The Cold War era spygear exhibit does a great job of relaying the paranoia and distrust that permeated much of the Cold War. The importance of espionage and counter-espionage is driven home time and again. Spies infiltrated all the way to top levels of the military and government. During the Cold War nuclear arms race security leaks were not just embarrassing, they could be deadly and tip the balance of power.
Infamous spies were recruited in the 1930s and spied for the KGB throughout WWII and the Cold War. Recent declassified documents indicate the KGB found many of their British and American assets, “constantly drunk.” The life of a spy was not an easy one but stress and booze didn’t stop them from giving 389 top secret documents to the KGB in the first six months of 1945 alone with many more secrets divulged in the post-WWII era and the Cold War itself.
For those of you with a fascination for the Cold War there are a number of great games that capture the tension, paranoia, and double-dealing of the era. Before we move on to the Villains of James Bond section of the Spy Museum, here’s a suggestion.
Cold War: CIA Vs. KGB (2007, BGG: 6.4) This 30 minute, two-person game pits players against each other as handlers of a stable of CIA or KGB agents. Essentially, it’s a great twist on Blackjack. Each of the objective cards has a different threshold value that you try to hit or come closer to than your rival. There’s a max number of cards you can play on the objective. Go over and you destabilize the region and lose that round. Win and take the objective and the number of points it’s worth. First to 100 points wins.

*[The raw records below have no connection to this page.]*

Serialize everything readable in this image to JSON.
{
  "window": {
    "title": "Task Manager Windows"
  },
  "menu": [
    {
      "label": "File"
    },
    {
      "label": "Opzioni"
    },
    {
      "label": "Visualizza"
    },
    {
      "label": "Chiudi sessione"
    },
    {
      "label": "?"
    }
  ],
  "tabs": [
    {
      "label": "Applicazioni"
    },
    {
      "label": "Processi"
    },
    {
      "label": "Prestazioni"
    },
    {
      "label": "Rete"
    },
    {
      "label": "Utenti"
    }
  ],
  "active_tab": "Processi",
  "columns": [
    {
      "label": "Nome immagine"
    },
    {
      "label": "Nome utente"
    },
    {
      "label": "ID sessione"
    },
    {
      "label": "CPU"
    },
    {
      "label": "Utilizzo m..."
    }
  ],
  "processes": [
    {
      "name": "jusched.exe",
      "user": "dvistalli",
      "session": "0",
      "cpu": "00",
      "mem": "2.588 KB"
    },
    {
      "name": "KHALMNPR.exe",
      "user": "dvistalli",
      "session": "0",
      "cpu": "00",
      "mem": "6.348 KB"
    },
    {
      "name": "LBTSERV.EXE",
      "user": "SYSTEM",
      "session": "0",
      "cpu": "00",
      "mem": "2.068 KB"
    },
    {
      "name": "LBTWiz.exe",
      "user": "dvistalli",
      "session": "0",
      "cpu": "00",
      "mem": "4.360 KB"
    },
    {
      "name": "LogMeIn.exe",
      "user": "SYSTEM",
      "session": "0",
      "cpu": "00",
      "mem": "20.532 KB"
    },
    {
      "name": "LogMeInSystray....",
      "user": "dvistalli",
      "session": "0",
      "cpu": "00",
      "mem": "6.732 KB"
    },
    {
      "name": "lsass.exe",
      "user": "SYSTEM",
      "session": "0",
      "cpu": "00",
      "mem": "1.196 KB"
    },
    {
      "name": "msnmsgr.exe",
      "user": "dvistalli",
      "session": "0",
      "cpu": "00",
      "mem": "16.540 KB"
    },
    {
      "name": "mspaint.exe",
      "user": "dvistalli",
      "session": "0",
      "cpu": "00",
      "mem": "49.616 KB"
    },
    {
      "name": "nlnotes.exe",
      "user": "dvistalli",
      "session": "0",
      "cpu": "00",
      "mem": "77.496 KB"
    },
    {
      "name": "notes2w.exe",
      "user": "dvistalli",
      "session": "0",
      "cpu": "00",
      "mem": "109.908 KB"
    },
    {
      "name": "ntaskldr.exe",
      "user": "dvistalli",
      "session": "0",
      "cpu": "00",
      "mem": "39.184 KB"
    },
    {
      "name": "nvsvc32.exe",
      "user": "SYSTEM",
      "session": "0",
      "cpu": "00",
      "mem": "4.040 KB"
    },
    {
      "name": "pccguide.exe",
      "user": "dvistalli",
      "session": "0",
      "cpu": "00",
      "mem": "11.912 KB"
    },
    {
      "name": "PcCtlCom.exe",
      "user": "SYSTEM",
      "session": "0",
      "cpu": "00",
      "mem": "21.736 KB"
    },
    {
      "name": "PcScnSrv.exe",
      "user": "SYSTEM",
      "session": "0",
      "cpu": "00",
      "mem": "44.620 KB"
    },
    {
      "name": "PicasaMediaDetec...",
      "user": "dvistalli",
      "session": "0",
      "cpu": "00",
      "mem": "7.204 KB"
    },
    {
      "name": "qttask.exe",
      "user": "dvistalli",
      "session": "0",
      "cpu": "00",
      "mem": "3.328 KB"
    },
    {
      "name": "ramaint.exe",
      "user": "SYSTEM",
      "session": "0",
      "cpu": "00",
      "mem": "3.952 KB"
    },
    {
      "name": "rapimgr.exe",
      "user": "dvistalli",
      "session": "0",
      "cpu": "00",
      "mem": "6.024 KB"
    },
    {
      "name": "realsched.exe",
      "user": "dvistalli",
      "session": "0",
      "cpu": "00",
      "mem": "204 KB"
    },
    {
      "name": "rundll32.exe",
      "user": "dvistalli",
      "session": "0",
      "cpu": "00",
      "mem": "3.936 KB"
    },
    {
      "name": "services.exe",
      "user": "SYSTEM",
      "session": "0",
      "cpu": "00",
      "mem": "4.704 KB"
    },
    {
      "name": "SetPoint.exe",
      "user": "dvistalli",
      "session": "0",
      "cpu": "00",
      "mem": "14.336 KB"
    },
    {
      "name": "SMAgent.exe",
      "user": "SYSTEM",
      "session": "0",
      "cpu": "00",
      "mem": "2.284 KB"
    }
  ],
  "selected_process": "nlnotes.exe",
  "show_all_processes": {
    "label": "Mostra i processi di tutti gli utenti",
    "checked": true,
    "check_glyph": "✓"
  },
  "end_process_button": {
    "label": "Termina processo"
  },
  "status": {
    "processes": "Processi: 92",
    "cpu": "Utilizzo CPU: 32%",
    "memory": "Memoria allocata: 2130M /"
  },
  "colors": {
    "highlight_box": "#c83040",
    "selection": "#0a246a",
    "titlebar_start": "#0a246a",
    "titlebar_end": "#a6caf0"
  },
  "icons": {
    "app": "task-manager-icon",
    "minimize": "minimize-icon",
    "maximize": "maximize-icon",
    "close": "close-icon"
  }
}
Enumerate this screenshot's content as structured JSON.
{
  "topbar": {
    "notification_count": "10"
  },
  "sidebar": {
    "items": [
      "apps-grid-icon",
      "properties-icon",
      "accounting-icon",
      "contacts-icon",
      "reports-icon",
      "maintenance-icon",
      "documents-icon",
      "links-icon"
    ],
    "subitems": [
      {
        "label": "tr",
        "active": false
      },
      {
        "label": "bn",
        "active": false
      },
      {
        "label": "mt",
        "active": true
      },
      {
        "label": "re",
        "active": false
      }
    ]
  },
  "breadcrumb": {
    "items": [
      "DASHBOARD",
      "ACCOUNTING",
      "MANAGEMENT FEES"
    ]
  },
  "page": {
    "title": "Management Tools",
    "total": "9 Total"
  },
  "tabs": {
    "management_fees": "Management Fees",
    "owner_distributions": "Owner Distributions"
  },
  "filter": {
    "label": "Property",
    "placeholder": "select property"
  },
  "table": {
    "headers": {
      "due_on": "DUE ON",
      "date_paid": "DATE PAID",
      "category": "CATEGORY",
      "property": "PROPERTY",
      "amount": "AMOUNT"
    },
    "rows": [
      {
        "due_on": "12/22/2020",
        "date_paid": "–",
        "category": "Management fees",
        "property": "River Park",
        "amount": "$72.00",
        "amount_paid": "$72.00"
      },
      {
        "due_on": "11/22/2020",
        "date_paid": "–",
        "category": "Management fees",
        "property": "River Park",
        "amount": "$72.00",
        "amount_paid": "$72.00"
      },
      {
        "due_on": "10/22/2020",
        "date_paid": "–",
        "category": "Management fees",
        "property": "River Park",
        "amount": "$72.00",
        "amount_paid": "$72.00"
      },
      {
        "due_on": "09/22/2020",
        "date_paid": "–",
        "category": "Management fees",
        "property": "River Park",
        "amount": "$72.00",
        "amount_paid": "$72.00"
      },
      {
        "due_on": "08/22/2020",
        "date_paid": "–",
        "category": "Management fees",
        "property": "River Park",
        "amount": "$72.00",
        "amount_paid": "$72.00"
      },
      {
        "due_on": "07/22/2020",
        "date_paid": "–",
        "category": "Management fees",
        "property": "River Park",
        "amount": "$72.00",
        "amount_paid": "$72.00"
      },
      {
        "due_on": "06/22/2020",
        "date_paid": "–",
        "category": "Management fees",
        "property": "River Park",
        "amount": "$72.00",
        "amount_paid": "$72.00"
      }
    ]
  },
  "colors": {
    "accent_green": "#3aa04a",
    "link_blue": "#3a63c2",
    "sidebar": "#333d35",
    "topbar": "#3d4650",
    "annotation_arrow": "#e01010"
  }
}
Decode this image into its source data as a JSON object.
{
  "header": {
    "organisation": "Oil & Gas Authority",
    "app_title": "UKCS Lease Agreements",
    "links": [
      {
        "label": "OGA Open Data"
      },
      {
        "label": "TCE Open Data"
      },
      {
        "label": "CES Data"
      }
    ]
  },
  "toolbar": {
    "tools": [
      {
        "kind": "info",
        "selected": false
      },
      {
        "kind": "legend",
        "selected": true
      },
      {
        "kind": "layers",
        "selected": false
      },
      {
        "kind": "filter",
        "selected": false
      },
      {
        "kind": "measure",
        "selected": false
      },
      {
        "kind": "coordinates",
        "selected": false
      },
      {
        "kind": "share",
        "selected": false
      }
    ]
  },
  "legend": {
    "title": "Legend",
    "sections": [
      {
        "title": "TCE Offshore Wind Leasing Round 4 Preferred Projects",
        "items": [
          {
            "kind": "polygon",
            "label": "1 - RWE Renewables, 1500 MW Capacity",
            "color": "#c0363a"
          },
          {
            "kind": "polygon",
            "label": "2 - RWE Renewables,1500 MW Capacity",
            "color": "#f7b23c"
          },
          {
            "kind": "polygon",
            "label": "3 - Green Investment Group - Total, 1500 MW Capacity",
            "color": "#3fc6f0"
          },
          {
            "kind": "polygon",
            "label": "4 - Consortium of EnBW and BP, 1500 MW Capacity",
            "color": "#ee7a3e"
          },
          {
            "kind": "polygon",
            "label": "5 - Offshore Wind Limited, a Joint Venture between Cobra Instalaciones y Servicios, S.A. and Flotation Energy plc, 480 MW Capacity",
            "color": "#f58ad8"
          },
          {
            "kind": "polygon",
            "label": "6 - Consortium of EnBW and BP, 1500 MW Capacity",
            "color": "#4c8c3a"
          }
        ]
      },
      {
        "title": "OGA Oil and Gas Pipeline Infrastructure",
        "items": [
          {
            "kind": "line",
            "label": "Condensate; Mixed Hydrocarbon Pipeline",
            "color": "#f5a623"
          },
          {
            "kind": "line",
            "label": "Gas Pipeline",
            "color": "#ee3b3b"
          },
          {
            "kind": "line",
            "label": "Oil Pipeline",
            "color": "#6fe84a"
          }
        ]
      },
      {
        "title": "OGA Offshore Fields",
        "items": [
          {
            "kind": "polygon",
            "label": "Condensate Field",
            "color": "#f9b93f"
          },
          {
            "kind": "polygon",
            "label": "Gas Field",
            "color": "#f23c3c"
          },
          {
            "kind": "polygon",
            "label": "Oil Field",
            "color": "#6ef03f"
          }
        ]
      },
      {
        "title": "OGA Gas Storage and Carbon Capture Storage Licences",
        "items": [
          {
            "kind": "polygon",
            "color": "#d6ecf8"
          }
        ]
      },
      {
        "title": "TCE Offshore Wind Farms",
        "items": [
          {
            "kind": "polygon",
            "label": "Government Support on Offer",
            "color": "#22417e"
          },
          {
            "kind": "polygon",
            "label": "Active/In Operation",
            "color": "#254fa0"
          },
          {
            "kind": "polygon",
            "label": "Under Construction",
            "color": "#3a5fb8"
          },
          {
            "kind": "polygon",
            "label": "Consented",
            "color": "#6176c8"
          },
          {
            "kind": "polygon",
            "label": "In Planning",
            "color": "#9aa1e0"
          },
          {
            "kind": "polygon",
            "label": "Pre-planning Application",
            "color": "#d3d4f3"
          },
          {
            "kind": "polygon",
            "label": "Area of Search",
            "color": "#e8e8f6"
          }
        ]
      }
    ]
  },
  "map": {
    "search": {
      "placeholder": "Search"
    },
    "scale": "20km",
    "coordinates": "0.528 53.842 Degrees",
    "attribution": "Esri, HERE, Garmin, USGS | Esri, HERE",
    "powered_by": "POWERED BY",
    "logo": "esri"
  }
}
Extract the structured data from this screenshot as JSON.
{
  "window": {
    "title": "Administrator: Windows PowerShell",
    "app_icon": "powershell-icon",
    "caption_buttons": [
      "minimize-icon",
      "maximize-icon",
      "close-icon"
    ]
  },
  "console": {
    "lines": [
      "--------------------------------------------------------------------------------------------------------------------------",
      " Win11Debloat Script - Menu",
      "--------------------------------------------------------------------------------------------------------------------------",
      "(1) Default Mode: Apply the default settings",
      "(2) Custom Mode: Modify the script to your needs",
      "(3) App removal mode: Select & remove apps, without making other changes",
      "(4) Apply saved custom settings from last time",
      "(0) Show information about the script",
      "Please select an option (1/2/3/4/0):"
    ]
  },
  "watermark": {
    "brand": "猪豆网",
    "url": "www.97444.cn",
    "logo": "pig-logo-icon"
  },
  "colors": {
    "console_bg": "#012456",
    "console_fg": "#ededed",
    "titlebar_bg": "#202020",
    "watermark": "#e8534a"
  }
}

Each round you’ll see the objective and then secretly assign one of your six agents to the job. One agent will assassinate the enemy agent if you win the hand while another will allow you to win only if you ‘lose’ the round. You then blindly topdeck one of four card types (like suits, numbered 1 to 6) which give you your score and both break ties and have special abilities. Around this simple Blackjack mechanic is a tense game of bluffing and trickery that elevates the game and drips with Cold War theme. At $15 CAD it is highly recommended and very addictive. See also Twilight Struggle available as both a board and tablet game if you want something heavier that more fully explores the history and tension of the Cold War.
The “50 years of Bond Villains” exhibit is a real celebration of the book and movie franchise.
There are also plenty of movie props that go beyond the villain theme, including the legendary Aston Martin which is automated to show off Q’s contraptions by rolling out headlight machine guns and bullet-proof pop-up shields at regular intervals.
Mouse over the pics below for captions and the details
The International Spy Museum has a lot of competition for your time and money in Washington. The Smithsonian suite of museums is 15 minutes walk away, free to enter, and each museum is absolutely spectacular. More on the Smithsonian Space and Aviation Museum in a future post.
The Spy Museum, however, is well worth the investment of time and effort if you’ve got even a passing interest in the subject matter.